→ Activity
Every record, from first to last, should be retyped word for word.

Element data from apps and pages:
========================================================================

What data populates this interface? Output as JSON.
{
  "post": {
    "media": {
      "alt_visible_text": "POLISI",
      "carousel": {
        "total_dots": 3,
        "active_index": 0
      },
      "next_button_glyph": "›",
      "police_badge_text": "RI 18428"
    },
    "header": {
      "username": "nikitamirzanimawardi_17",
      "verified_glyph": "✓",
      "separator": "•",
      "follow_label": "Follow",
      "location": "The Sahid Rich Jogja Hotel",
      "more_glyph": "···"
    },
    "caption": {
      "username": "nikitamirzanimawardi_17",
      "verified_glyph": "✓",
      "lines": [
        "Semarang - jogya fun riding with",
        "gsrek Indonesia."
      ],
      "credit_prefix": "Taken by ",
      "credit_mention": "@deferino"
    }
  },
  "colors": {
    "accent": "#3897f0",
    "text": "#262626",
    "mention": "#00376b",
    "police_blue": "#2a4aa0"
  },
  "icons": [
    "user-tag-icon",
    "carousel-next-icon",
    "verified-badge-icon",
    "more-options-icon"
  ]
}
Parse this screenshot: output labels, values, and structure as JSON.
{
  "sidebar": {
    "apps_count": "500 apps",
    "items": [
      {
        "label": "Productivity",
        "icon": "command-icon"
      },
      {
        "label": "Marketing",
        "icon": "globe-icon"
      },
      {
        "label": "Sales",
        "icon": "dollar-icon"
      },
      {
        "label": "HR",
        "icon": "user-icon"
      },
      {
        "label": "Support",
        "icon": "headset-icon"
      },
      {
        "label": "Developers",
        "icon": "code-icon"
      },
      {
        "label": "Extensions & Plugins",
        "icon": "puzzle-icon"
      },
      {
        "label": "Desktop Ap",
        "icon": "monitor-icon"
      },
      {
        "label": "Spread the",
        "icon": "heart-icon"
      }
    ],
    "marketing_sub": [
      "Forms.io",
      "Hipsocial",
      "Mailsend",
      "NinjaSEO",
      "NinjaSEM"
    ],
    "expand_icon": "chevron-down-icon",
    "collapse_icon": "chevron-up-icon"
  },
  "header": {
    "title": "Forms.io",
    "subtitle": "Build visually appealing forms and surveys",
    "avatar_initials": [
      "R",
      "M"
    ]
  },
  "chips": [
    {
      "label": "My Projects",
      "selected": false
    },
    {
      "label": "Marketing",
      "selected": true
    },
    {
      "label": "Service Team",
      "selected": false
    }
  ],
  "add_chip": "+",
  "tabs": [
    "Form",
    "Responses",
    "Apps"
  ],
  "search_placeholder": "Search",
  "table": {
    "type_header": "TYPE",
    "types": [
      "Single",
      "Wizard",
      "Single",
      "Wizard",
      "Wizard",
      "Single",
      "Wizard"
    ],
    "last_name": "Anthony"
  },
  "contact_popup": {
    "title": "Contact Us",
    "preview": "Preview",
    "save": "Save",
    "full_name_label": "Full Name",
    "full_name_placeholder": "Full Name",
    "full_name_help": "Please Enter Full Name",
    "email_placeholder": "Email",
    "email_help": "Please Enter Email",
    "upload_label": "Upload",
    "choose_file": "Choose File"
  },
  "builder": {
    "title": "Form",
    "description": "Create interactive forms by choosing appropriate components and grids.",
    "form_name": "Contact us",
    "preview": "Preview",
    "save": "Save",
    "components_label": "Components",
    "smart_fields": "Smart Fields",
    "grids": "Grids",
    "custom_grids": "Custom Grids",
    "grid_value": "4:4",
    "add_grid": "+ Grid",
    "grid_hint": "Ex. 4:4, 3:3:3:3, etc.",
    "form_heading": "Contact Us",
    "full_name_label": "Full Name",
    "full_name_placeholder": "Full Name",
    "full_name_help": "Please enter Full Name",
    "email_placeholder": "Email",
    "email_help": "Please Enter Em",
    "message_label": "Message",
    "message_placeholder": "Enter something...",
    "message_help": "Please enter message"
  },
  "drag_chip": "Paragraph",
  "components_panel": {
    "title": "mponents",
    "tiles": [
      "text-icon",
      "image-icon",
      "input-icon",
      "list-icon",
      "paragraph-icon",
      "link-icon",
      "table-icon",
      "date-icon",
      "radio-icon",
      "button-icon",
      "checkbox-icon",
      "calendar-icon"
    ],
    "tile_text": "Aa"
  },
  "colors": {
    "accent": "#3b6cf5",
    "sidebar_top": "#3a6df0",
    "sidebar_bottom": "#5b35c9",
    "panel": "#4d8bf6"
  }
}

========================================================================

→ Response to this task
What data populates this interface? Output as JSON.
{
  "post": {
    "media": {
      "alt_visible_text": "POLISI",
      "carousel": {
        "total_dots": 3,
        "active_index": 0
      },
      "next_button_glyph": "›",
      "police_badge_text": "RI 18428"
    },
    "header": {
      "username": "nikitamirzanimawardi_17",
      "verified_glyph": "✓",
      "separator": "•",
      "follow_label": "Follow",
      "location": "The Sahid Rich Jogja Hotel",
      "more_glyph": "···"
    },
    "caption": {
      "username": "nikitamirzanimawardi_17",
      "verified_glyph": "✓",
      "lines": [
        "Semarang - jogya fun riding with",
        "gsrek Indonesia."
      ],
      "credit_prefix": "Taken by ",
      "credit_mention": "@deferino"
    }
  },
  "colors": {
    "accent": "#3897f0",
    "text": "#262626",
    "mention": "#00376b",
    "police_blue": "#2a4aa0"
  },
  "icons": [
    "user-tag-icon",
    "carousel-next-icon",
    "verified-badge-icon",
    "more-options-icon"
  ]
}
Parse this screenshot: output labels, values, and structure as JSON.
{
  "sidebar": {
    "apps_count": "500 apps",
    "items": [
      {
        "label": "Productivity",
        "icon": "command-icon"
      },
      {
        "label": "Marketing",
        "icon": "globe-icon"
      },
      {
        "label": "Sales",
        "icon": "dollar-icon"
      },
      {
        "label": "HR",
        "icon": "user-icon"
      },
      {
        "label": "Support",
        "icon": "headset-icon"
      },
      {
        "label": "Developers",
        "icon": "code-icon"
      },
      {
        "label": "Extensions & Plugins",
        "icon": "puzzle-icon"
      },
      {
        "label": "Desktop Ap",
        "icon": "monitor-icon"
      },
      {
        "label": "Spread the",
        "icon": "heart-icon"
      }
    ],
    "marketing_sub": [
      "Forms.io",
      "Hipsocial",
      "Mailsend",
      "NinjaSEO",
      "NinjaSEM"
    ],
    "expand_icon": "chevron-down-icon",
    "collapse_icon": "chevron-up-icon"
  },
  "header": {
    "title": "Forms.io",
    "subtitle": "Build visually appealing forms and surveys",
    "avatar_initials": [
      "R",
      "M"
    ]
  },
  "chips": [
    {
      "label": "My Projects",
      "selected": false
    },
    {
      "label": "Marketing",
      "selected": true
    },
    {
      "label": "Service Team",
      "selected": false
    }
  ],
  "add_chip": "+",
  "tabs": [
    "Form",
    "Responses",
    "Apps"
  ],
  "search_placeholder": "Search",
  "table": {
    "type_header": "TYPE",
    "types": [
      "Single",
      "Wizard",
      "Single",
      "Wizard",
      "Wizard",
      "Single",
      "Wizard"
    ],
    "last_name": "Anthony"
  },
  "contact_popup": {
    "title": "Contact Us",
    "preview": "Preview",
    "save": "Save",
    "full_name_label": "Full Name",
    "full_name_placeholder": "Full Name",
    "full_name_help": "Please Enter Full Name",
    "email_placeholder": "Email",
    "email_help": "Please Enter Email",
    "upload_label": "Upload",
    "choose_file": "Choose File"
  },
  "builder": {
    "title": "Form",
    "description": "Create interactive forms by choosing appropriate components and grids.",
    "form_name": "Contact us",
    "preview": "Preview",
    "save": "Save",
    "components_label": "Components",
    "smart_fields": "Smart Fields",
    "grids": "Grids",
    "custom_grids": "Custom Grids",
    "grid_value": "4:4",
    "add_grid": "+ Grid",
    "grid_hint": "Ex. 4:4, 3:3:3:3, etc.",
    "form_heading": "Contact Us",
    "full_name_label": "Full Name",
    "full_name_placeholder": "Full Name",
    "full_name_help": "Please enter Full Name",
    "email_placeholder": "Email",
    "email_help": "Please Enter Em",
    "message_label": "Message",
    "message_placeholder": "Enter something...",
    "message_help": "Please enter message"
  },
  "drag_chip": "Paragraph",
  "components_panel": {
    "title": "mponents",
    "tiles": [
      "text-icon",
      "image-icon",
      "input-icon",
      "list-icon",
      "paragraph-icon",
      "link-icon",
      "table-icon",
      "date-icon",
      "radio-icon",
      "button-icon",
      "checkbox-icon",
      "calendar-icon"
    ],
    "tile_text": "Aa"
  },
  "colors": {
    "accent": "#3b6cf5",
    "sidebar_top": "#3a6df0",
    "sidebar_bottom": "#5b35c9",
    "panel": "#4d8bf6"
  }
}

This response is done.